“The Swiss development apparatus is still very colonial,” says Macamo, who was born in Mozambique. “There is the assumption that Switzerland helps other countries solve problems it created itself without taking the role of the global economy into account.”
Swiss academic circles and development aid agencies are just starting to seriously tackle the issue which was rarely discussed until now. A self-critical debate is ongoing and challenging the whole Swiss narrative to aid.
One of the most questionable practices is how the country decides to reallocate funds from corruption which end up in Swiss bank accounts. Switzerland in this case pays the money back to the developing country in question in the form of development aid projects. This tactic is supposed to prevent the money being used for corruption again. Even though Switzerland puts a lot of importance on giving these countries a say, the approach is not always well received.
“It is similar to me finding your credit card on the street and realising that you spend too much money on perfume and other unnecessary items. So, instead of returning the card, I go to the next supermarket and use it to buy fruit and vegetable vouchers for you,” Ekong says. “I understand why Switzerland is doing this, but I am not sure if this is the best practice in the current climate.” Biometrics in humanitarian action: a delicate balanceThis content was published on Oct 4, 2021Employing biometrics in humanitarian work should fuel a profound debate on ethics and better funding for technical research, argues an ICRC expert.
Things are shifting, albeit slowly. In November, Zurich University plans to launch a course called Decolonising Aid. It targets both aid workers and academics and aims to raise awareness on how power structures have had an impact on development. The debate is also picking up in parliament. Some right-wing politicians are also calling to rethink how Swiss taxpayers’ money is being used and how funds could be better allocated on the ground.
A spokesperson for the Swiss Federal Department of Foreign Affairs told SWI swissinfo.ch that it is “adapting its approaches” without referring directly to the terminology of ‘decolonisation of development aid’.
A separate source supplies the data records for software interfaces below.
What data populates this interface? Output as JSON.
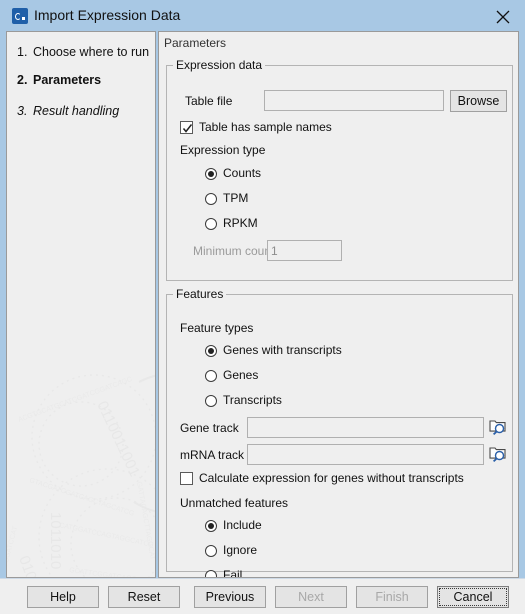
{
  "window": {
    "title": "Import Expression Data",
    "icon": "app-icon",
    "close_icon": "close-icon"
  },
  "sidebar": {
    "steps": [
      {
        "num": "1.",
        "label": "Choose where to run",
        "state": "normal"
      },
      {
        "num": "2.",
        "label": "Parameters",
        "state": "current"
      },
      {
        "num": "3.",
        "label": "Result handling",
        "state": "pending"
      }
    ],
    "watermark": "decorative-binary-spiral"
  },
  "content": {
    "header": "Parameters",
    "expression_data": {
      "legend": "Expression data",
      "table_file": {
        "label": "Table file",
        "value": "",
        "placeholder": ""
      },
      "browse_label": "Browse",
      "sample_names": {
        "label": "Table has sample names",
        "checked": true
      },
      "expression_type": {
        "label": "Expression type",
        "options": [
          "Counts",
          "TPM",
          "RPKM"
        ],
        "selected": "Counts"
      },
      "minimum_count": {
        "label": "Minimum count",
        "value": "1",
        "enabled": false
      }
    },
    "features": {
      "legend": "Features",
      "feature_types": {
        "label": "Feature types",
        "options": [
          "Genes with transcripts",
          "Genes",
          "Transcripts"
        ],
        "selected": "Genes with transcripts"
      },
      "gene_track": {
        "label": "Gene track",
        "value": "",
        "browse_icon": "folder-search-icon"
      },
      "mrna_track": {
        "label": "mRNA track",
        "value": "",
        "browse_icon": "folder-search-icon"
      },
      "calculate_without_transcripts": {
        "label": "Calculate expression for genes without transcripts",
        "checked": false
      },
      "unmatched_features": {
        "label": "Unmatched features",
        "options": [
          "Include",
          "Ignore",
          "Fail"
        ],
        "selected": "Include"
      }
    }
  },
  "buttons": {
    "help": "Help",
    "reset": "Reset",
    "previous": "Previous",
    "next": "Next",
    "finish": "Finish",
    "cancel": "Cancel",
    "next_enabled": false,
    "finish_enabled": false,
    "focused": "Cancel"
  },
  "colors": {
    "titlebar": "#a8c8e4",
    "panel": "#efefef",
    "accent": "#1f5fa8",
    "border": "#9a9a9a",
    "disabled_text": "#a6a6a6"
  }
}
Experts argue it’s a good start but that Switzerland could do more. “The Swiss Agency for Development and Cooperation indirectly deals with various decolonisation issues, but could and should do so more systematically and explicitly,” says Kimon Schneider, a lecturer at the Center for Development and Cooperation NADEL at Zurich University. Meanwhile his course on decolonising aid is fully booked.